Operating System Limitations
- Usually, MBR and BIOS (MBR + BIOS), and GPT and UEFI (GPT + UEFI) go hand in hand without any compatibility issue. However, that matching is a must for Windows and Mac while Linux is more flexible.
For Dual boot with Windows, turn off Windows 'Fast Reboot' and 'Secure boot' in BIOS setting.
What's more, then stick to the matching rule unless they are installed separately on two disks.
- UEFI requires the firmware and operating system loader (or kernel) to be size-matched; for example, a 64-bit UEFI firmware implementation can load only a 64-bit operating system (OS) boot loader or kernel.
The final booting scheme depends on:
- Firmware: UEFI/BIOS Firmware;
- BIOS setting: uefi/Legacy/CSM booting;
- Partitioning: GPT/MBR;
- Operating System (and boot loader thereof).
Manually creating Windows UEFI bootable USB stick
This tutorial shows how to manually create a Windows 8.1 bootable USB stick under Linux. parted does NOT ask for confirmation on each command like fdisk.
On Windows, we use diskpart. Alternatively, format the USB to FAT32 and copy all ISO files to the USB - quite simple!
Create partition table - GPT
# parted -a optimal /dev/sdb (parted) mktable/mklabel gpt (parted) unit s (parted) print free
mktable/mklabel ERASEs the whole disk data!
Create a primary partition
(parted) mkpart primary fat32 0% 5GiB (parted) print free (parted) align-check opt 1 (parted) name 1 Win81USB (parted) print free
- The fat32 argument is optional at this step. It may be specified to set an appropriate partition ID. parted does not format filesystem.
- 0% is better for start of the very first partition alignment.
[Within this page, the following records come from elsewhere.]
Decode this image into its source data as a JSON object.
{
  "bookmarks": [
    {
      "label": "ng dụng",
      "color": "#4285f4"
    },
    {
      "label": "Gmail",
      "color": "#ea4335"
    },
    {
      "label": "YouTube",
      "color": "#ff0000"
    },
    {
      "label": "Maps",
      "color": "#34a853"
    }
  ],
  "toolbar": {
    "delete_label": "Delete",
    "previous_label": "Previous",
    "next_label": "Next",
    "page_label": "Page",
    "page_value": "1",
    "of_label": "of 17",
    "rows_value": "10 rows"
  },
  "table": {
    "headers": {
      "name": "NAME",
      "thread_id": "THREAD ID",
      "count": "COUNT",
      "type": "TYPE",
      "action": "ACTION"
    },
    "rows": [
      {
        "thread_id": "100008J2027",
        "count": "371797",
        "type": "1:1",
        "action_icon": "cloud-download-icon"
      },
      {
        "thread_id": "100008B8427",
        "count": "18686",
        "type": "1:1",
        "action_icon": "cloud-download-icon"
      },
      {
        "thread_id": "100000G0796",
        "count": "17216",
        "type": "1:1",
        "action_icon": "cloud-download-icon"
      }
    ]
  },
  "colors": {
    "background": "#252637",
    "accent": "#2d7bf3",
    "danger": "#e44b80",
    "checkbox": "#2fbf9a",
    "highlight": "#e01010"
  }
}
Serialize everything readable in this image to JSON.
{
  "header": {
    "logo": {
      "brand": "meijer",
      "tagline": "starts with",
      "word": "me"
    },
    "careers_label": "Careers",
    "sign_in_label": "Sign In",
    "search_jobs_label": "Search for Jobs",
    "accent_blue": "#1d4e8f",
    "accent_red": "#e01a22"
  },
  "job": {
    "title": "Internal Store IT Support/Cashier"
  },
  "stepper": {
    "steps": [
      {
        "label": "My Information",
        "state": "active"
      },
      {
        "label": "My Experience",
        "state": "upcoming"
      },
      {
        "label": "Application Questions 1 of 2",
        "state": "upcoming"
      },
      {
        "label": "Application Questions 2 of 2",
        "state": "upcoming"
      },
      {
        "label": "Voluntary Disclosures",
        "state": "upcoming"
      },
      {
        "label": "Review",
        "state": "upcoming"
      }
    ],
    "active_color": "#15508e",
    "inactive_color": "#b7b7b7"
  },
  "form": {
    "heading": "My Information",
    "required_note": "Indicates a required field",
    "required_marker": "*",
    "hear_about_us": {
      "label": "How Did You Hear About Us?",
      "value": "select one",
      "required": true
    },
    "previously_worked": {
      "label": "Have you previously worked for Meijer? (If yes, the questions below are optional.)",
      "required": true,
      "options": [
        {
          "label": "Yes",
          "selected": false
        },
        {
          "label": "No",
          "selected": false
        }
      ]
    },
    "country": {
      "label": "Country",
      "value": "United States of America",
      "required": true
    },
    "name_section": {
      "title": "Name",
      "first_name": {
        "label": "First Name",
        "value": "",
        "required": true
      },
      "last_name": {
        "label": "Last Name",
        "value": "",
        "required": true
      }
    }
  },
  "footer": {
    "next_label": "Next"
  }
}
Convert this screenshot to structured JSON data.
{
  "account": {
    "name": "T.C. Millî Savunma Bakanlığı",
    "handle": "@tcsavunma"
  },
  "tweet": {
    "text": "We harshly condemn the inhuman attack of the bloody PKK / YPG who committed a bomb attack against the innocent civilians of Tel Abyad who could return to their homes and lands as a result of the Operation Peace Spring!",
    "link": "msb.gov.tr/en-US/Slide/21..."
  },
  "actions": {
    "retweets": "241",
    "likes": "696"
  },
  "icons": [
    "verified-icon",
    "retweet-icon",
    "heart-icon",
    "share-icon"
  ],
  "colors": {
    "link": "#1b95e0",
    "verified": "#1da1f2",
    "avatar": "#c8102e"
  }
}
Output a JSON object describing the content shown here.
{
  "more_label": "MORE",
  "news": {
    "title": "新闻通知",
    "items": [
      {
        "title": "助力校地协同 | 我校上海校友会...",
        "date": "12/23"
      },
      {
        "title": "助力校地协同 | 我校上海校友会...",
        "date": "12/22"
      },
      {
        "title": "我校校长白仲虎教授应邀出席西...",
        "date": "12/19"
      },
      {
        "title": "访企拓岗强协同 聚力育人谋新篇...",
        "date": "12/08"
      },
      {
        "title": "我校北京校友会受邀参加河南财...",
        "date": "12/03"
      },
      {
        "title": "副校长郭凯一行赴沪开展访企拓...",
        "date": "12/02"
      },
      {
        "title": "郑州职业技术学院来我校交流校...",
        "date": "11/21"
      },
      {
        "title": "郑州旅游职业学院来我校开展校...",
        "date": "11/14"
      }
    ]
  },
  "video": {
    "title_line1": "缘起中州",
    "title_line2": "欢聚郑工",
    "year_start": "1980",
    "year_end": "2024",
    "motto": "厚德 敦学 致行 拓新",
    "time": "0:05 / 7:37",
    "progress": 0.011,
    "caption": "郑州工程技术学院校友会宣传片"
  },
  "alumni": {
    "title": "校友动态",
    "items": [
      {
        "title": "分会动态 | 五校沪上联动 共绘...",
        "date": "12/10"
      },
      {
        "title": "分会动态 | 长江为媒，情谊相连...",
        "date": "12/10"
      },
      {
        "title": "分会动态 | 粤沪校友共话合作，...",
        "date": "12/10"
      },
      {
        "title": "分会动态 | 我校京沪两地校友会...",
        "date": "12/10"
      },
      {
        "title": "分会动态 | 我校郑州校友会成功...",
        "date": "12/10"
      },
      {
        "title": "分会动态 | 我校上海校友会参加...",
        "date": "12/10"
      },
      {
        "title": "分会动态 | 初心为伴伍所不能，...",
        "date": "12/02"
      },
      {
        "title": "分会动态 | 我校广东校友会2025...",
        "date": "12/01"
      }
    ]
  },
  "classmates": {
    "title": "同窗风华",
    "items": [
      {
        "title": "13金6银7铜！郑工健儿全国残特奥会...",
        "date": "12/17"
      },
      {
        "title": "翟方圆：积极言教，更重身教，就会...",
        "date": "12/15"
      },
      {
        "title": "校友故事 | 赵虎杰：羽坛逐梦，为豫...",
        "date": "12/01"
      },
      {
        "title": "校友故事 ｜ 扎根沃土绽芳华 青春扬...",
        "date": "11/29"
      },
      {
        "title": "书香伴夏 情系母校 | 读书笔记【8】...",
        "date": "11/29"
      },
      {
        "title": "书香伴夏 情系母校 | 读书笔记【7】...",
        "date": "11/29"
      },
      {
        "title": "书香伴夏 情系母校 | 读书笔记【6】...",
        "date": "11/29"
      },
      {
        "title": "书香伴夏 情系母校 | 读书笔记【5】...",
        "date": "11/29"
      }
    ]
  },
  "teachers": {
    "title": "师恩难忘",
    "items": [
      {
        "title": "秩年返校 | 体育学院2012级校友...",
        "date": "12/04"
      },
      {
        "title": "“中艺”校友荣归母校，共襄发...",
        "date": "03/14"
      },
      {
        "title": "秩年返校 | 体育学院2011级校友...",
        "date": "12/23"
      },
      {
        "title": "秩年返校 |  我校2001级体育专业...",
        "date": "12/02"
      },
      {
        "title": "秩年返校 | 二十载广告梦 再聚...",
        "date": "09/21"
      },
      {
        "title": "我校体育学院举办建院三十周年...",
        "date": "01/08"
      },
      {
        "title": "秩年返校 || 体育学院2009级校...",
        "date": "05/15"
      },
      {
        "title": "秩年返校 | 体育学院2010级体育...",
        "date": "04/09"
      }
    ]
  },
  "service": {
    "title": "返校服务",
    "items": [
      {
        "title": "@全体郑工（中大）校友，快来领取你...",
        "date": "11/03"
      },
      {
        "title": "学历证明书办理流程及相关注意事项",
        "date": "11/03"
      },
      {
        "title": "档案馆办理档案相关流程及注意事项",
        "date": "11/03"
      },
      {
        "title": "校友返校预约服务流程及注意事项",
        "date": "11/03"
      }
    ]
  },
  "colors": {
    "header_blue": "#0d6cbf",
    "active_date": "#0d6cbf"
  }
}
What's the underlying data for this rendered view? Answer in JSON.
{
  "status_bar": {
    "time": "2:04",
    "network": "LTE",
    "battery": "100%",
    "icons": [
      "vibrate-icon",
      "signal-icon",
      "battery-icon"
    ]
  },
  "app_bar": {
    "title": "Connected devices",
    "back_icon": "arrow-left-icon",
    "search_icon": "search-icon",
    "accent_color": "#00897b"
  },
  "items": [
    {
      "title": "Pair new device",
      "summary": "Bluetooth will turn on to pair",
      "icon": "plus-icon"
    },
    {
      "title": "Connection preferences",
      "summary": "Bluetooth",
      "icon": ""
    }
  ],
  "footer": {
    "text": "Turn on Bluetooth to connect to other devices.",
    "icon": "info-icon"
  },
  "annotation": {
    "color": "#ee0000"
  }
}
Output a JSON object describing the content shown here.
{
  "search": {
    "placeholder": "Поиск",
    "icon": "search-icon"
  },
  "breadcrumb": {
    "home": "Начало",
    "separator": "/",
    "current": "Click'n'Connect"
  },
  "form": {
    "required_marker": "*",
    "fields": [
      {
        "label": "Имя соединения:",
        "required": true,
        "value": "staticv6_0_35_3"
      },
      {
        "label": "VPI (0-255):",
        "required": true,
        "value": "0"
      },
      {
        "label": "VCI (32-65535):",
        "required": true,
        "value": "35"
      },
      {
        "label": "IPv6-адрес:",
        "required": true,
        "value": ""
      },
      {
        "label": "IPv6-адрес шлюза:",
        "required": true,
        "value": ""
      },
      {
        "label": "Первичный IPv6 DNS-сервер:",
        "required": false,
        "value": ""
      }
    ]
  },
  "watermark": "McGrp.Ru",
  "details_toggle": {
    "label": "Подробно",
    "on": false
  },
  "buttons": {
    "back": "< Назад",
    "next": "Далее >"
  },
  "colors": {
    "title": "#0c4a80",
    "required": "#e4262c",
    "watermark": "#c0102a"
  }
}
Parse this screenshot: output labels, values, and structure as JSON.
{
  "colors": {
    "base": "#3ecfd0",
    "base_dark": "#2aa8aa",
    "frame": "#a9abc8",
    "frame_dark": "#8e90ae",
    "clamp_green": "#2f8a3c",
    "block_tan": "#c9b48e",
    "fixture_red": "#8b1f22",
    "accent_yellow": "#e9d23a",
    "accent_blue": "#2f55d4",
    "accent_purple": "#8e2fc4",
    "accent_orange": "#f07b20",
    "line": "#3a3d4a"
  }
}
Similarly, 100% is better for end of the very last partition alignment.
- 5 GiB is enough for Windows 8.1 ISO. The remaining space can be used to store data (i.e. create ext4 partition).
- align-check checks partition alignment. optimal/opt guarantees optimal disk performance. Try to use unit s (sector) when mkpart for better disk performance.
(opt) Set the partition be bootable
parted presents GPT partition GUIDs as flags while other tools like gdisk uses short codes (i.e. ef00). However, those codes mean nothing at all in parted.
(parted) set 1 boot on or (parted) toggle 1 esp (parted) print free (parted) quit
- Enable either boot or esp as they imply each other (alias) on GPT disks. We can also set msftdata for Windows stick.
- As mentioned earlier, boot or esp flag makes this partition unacessible to Windows OS file manager.
Format FAT32 filesystem
# mkfs.vfat -F32 /dev/sdb1
- Though we sepcify fat32 argument in parted, we must explicitly format the partition.
Mount ISO file
# mount -t udf -o loop,ro,unhide /path/to/file.iso /mnt/iso
Make usre udf_fs is enabled in kernel to support DVD ISO. The default iso9660 only supports CD ISO.
Mount the USB stick
# mount /dev/sdb1 /mnt/usbstick
Copy ISO files to USB stick
# cp -rv /mnt/iso/* /mnt/usbstick/ # -or- # rsync -rv /mnt/iso/ /mnt/usbstick/
Flush file system buffers
Umount ISO and USB stick
# umount /mnt/iso # umount /mnt/usbstick
- For Windows 10 onwards, the "install.wim" file is over 4GB and cannot be copied to a FAT32 filesystem. So we need to split the file into smaller ones before copying.
Windows 7 Notes
By default, Windows 7 ISO does not prepare the bootx64.exe and relevant directories correctly. Use robust tool like Rufus.
For whatever reason you want to create usb stick by copying or dd, please get bootx64.exe from an existing Windows 7 OS. Alternatively, extract (i.e. by 7zip) \1\Windows\Boot\EFI\bootmgfw.efi from ISO \sources\install.wim and rename it to bootx64.exe. From within the USB stick, copy \efi\microsoft\boot directory to a upper level, namely \efi\boot into which we put bootx64.exe. Actually, Rufus just creates \efi\boot directly instead of copying.